At the same time, these organizations must also prepare for their other reality — crisis management — by establishing a new offshoot sub-unit that would handle the crisis on behalf of the organization. The purpose of this extra gearbox (or transformer) is to restore life to normal as soon as possible. And to do so effectively, it must literally think and operate outside-the-box.

In all likelihood, this unit may have to physically relocate outside the property boundaries of their organization, locating itself with other stakeholders. They would likely be tasked with unfamiliar roles and responsibilities, and use resources that are not part of their normal duties. They would interact with people who perform unfamiliar responsibilities or represent new jurisdictions. They would use language that would be unique to the event or to the management of crisis, and have to translate it when communicating to their parent organization.

Continuing with the gearbox analogy, when a crisis management sub-unit of one organization links to the crisis management sub-unit of another, they are apt to form their own temporary gearbox. This newly established linkage is necessary, and should be encouraged. It does not overcome the linkage that each has to its parent unit. Rather, it facilitates coordination without losing organizational integrity. Integration, instead of the assimilation of one organization by another, is the key to success. Assimilation, even if only for the duration of a crisis, threatens the independence and survival of organizations causing them to limit their involvement or cooperation.

Given that an organization’s crisis management team is expected to operate outside the box, what of the people who lead it? I would identify the following desirable traits:   ·     Ability to operate without a rule book. Crisis managers are best if they are able to manage events without over-reliance on rule books, overly descriptive plans, or detailed policies  ·     Ability to makes decisions ‘on the fly’. The key is adaptability in the face of rapidly (and possibly drastically) changing environment  ·     Copes with and accepts unpredictability as the operational norm, acting as a risk taker willing to try things without fear of failure  ·     Is an accomplished communicator  ·     Not necessarily the most senior person in the organization   In short, crises are unique and demanding events that draw an organization out of its comfort zone. These are events that may not have a clear agent or a cause, and yet have the potential to shake an organization or a community to its core. Successful crisis management returns the affected organization or community to some form of stability, normalcy, or predictable life pattern. To do so, it needs to allow an organizational off-shoot — its crisis management team, to venture outside normal practices and manage the event from outside the box.

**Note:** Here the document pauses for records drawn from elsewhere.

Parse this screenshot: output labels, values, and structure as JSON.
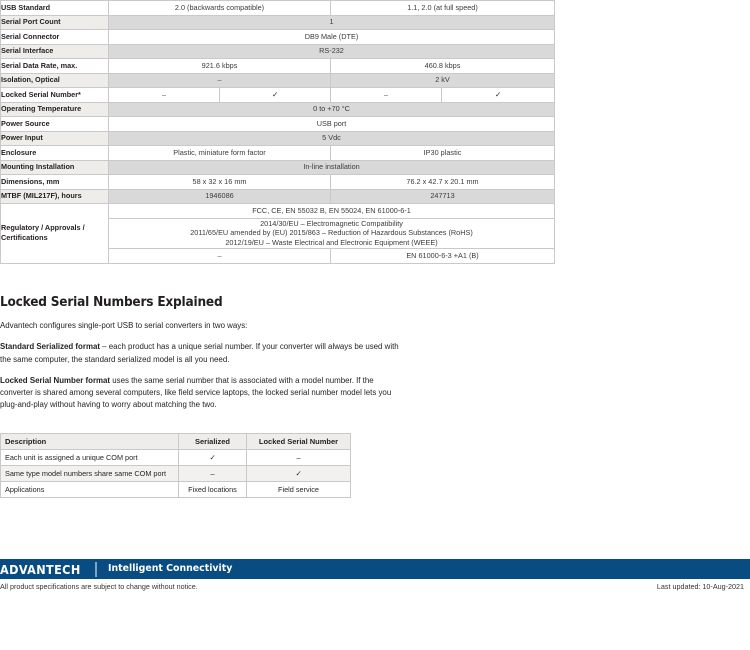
{
  "spec_table": {
    "rows": [
      {
        "label": "USB Standard",
        "cells": [
          {
            "text": "2.0 (backwards compatible)",
            "span": 2
          },
          {
            "text": "1.1, 2.0 (at full speed)",
            "span": 2
          }
        ],
        "shaded": false
      },
      {
        "label": "Serial Port Count",
        "cells": [
          {
            "text": "1",
            "span": 4
          }
        ],
        "shaded": true
      },
      {
        "label": "Serial Connector",
        "cells": [
          {
            "text": "DB9 Male (DTE)",
            "span": 4
          }
        ],
        "shaded": false
      },
      {
        "label": "Serial Interface",
        "cells": [
          {
            "text": "RS-232",
            "span": 4
          }
        ],
        "shaded": true
      },
      {
        "label": "Serial Data Rate, max.",
        "cells": [
          {
            "text": "921.6 kbps",
            "span": 2
          },
          {
            "text": "460.8 kbps",
            "span": 2
          }
        ],
        "shaded": false
      },
      {
        "label": "Isolation, Optical",
        "cells": [
          {
            "text": "–",
            "span": 2
          },
          {
            "text": "2 kV",
            "span": 2
          }
        ],
        "shaded": true
      },
      {
        "label": "Locked Serial Number*",
        "cells": [
          {
            "text": "–",
            "span": 1
          },
          {
            "text": "✓",
            "span": 1
          },
          {
            "text": "–",
            "span": 1
          },
          {
            "text": "✓",
            "span": 1
          }
        ],
        "shaded": false
      },
      {
        "label": "Operating Temperature",
        "cells": [
          {
            "text": "0 to +70 °C",
            "span": 4
          }
        ],
        "shaded": true
      },
      {
        "label": "Power Source",
        "cells": [
          {
            "text": "USB port",
            "span": 4
          }
        ],
        "shaded": false
      },
      {
        "label": "Power Input",
        "cells": [
          {
            "text": "5 Vdc",
            "span": 4
          }
        ],
        "shaded": true
      },
      {
        "label": "Enclosure",
        "cells": [
          {
            "text": "Plastic, miniature form factor",
            "span": 2
          },
          {
            "text": "IP30 plastic",
            "span": 2
          }
        ],
        "shaded": false
      },
      {
        "label": "Mounting Installation",
        "cells": [
          {
            "text": "In-line installation",
            "span": 4
          }
        ],
        "shaded": true
      },
      {
        "label": "Dimensions, mm",
        "cells": [
          {
            "text": "58 x 32 x 16 mm",
            "span": 2
          },
          {
            "text": "76.2 x 42.7 x 20.1 mm",
            "span": 2
          }
        ],
        "shaded": false
      },
      {
        "label": "MTBF (MIL217F), hours",
        "cells": [
          {
            "text": "1946086",
            "span": 2
          },
          {
            "text": "247713",
            "span": 2
          }
        ],
        "shaded": true
      }
    ],
    "regulatory": {
      "label_line1": "Regulatory / Approvals /",
      "label_line2": "Certifications",
      "row1": "FCC, CE, EN 55032 B, EN 55024, EN 61000-6-1",
      "row2_lines": [
        "2014/30/EU – Electromagnetic Compatibility",
        "2011/65/EU amended by (EU) 2015/863 – Reduction of Hazardous Substances (RoHS)",
        "2012/19/EU – Waste Electrical and Electronic Equipment (WEEE)"
      ],
      "row3_left": "–",
      "row3_right": "EN 61000-6-3 +A1 (B)"
    }
  },
  "section": {
    "heading": "Locked Serial Numbers Explained",
    "intro": "Advantech configures single-port USB to serial converters in two ways:",
    "para1_bold": "Standard Serialized format",
    "para1_rest": " – each product has a unique serial number. If your converter will always be used with the same computer, the standard serialized model is all you need.",
    "para2_bold": "Locked Serial Number format",
    "para2_rest": " uses the same serial number that is associated with a model number. If the converter is shared among several computers, like field service laptops, the locked serial number model lets you plug-and-play without having to worry about matching the two."
  },
  "comparison_table": {
    "headers": [
      "Description",
      "Serialized",
      "Locked Serial Number"
    ],
    "rows": [
      {
        "description": "Each unit is assigned a unique COM port",
        "serialized": "✓",
        "locked": "–"
      },
      {
        "description": "Same type model numbers share same COM port",
        "serialized": "–",
        "locked": "✓"
      },
      {
        "description": "Applications",
        "serialized": "Fixed locations",
        "locked": "Field service"
      }
    ]
  },
  "footer": {
    "logo": "ADVANTECH",
    "tagline": "Intelligent Connectivity",
    "note": "All product specifications are subject to change without notice.",
    "updated": "Last updated: 10-Aug-2021"
  },
  "colors": {
    "brand_blue": "#094c82",
    "row_shade": "#d9d9d9",
    "label_shade": "#efedea",
    "border": "#c9c9c9",
    "text": "#231f20"
  }
}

Ron Kuban, PhD is president of Pegasus Emergency Management Consortium Corp. (www.PegasusEMC.com)